“I’m impressed,” Fran said, “that anyone would pay you for that.”
Written for the Friday Fictioneers prompt from Rochelle Wisigoths-Fields. Photo credit: Anne Higa.
“Have you ever been to Seoul Town?” Jenny asked me.
“No, but I used to watch ‘Soul Train’ back in the day,” I said. “Did you ever watch that show?”
“No,” Jenny said. “I’m talking about Seoul Town, as in Seoul, the capital of South Korea.”
“No,” I said, “I’ve never been to South Korea.”
“No, I’m talking about here in the city,” Jenny said. “They have some great Korean restaurants there.”

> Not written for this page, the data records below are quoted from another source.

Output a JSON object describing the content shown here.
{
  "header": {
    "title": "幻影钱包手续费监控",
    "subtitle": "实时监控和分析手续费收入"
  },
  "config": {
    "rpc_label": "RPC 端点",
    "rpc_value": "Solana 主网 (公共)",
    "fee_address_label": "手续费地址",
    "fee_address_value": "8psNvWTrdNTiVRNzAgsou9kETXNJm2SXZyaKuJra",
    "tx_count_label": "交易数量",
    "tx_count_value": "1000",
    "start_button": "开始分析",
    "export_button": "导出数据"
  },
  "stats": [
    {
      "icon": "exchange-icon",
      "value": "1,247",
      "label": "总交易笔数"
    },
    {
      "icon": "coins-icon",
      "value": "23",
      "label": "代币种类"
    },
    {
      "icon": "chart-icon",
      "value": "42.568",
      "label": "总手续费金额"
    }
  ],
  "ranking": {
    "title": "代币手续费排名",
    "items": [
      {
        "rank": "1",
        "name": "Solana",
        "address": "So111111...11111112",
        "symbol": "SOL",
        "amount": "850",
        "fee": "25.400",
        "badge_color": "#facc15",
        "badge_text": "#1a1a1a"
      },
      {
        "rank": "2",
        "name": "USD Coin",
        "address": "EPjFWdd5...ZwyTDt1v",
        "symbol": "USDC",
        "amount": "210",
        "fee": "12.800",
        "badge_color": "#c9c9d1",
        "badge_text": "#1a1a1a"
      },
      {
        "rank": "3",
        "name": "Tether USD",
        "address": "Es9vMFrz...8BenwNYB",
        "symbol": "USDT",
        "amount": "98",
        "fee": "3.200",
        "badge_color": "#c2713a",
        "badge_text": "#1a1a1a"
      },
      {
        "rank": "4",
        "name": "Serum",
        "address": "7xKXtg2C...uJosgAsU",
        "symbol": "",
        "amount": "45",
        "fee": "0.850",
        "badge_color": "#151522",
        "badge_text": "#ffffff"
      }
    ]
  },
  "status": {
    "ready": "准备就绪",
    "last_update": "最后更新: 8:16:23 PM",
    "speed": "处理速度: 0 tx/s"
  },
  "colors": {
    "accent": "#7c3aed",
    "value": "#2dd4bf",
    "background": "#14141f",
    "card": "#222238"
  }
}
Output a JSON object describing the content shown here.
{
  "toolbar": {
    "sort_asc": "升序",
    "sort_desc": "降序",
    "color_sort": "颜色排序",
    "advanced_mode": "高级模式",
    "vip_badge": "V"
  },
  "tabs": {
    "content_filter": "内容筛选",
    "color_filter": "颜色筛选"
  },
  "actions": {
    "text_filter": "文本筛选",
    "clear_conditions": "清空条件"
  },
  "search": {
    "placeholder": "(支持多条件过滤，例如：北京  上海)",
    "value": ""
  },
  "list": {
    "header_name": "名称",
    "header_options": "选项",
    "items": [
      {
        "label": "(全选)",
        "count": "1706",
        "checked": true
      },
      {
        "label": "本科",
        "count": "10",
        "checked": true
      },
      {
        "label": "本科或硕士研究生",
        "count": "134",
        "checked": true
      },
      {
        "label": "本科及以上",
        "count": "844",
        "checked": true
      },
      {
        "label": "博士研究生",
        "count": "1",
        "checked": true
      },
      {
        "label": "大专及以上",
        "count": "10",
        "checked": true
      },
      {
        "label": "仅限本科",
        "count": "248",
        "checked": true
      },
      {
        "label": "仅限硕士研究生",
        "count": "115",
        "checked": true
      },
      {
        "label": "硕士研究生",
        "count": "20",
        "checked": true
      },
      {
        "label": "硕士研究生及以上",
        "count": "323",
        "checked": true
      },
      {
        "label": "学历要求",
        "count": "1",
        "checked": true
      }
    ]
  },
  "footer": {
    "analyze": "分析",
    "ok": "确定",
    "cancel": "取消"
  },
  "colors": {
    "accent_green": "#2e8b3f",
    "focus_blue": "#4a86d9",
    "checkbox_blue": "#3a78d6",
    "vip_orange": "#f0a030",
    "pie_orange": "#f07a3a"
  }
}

“I’ve eaten in Chinatown and in Japan Town, but never Seoul Town,” I said.
“Well let’s go tonight,” Jenny said. “It’s kinda funky, but the food is fantastic.”
Written for this week’s Friday Fictioneers prompt from Rochelle Wisoff-Fields. Photo credit: Brenda Cox.
“Hi little boy,” the kindly old lady standing in front of the town bakery with a tray full of gingerbread cookies said. “Would you like to try one?”
The little boy looked at the cookies on the tray, looked up at the old woman, and started to cry.
“Oh my gracious,” the old woman said. She looked at the little boy’s mother and said, “I’m so sorry that I made your little boy cry.”
“It’s not your fault,” the mother said. “Ever since we read him “Hansel and Gretel,” he associates gingerbread cookies with the witch who eats little children.”
Written for the Friday Fictioneers prompt from Rochelle Wisoff-Fields. Photo credit: Jennifer Pendergast.
“Dad, look at that weird tree,” Danny said.
“That’s actually a type of fig tree,” Danny’s father said. “It’s called a Banyan tree. It start’s life as a seed that germinates on another tree, grows as a vine dependent on the tree for support, and eventually strangles and subsumes its host tree. Banyan trees can grow to 100 feet tall and live for a thousand years. Its roots grow from outward-extending branches and reach the ground, becoming trunk-like, which is why some call it the walking tree.”
“Dad, why are you always making silly shit up?” Danny asked.
Written for Rochelle Wisoff-Fields’ Friday Fictioneers prompt. Photo credit: Liz Young.
Between her demanding job, her overbearing husband, and her needy children, Veronica had lost herself. Maybe her husband was right when he said her midnight walks along the shoreline were self-indulgent. But she also knew that without her “me time,” her sanity would be at risk.
She was tired of being defined by her labels: employee, wife, mother. She was more than that, and she needed this solitary, peaceful, quiet, alone time each night in order to maintain her bearings, to hang on to her individuality. She needed to remind herself that she was still a vibrant, independent woman.
Written for the Friday Fictioneers prompt from Rochelle Wisoff-Fields. Phot credit: CEAyr.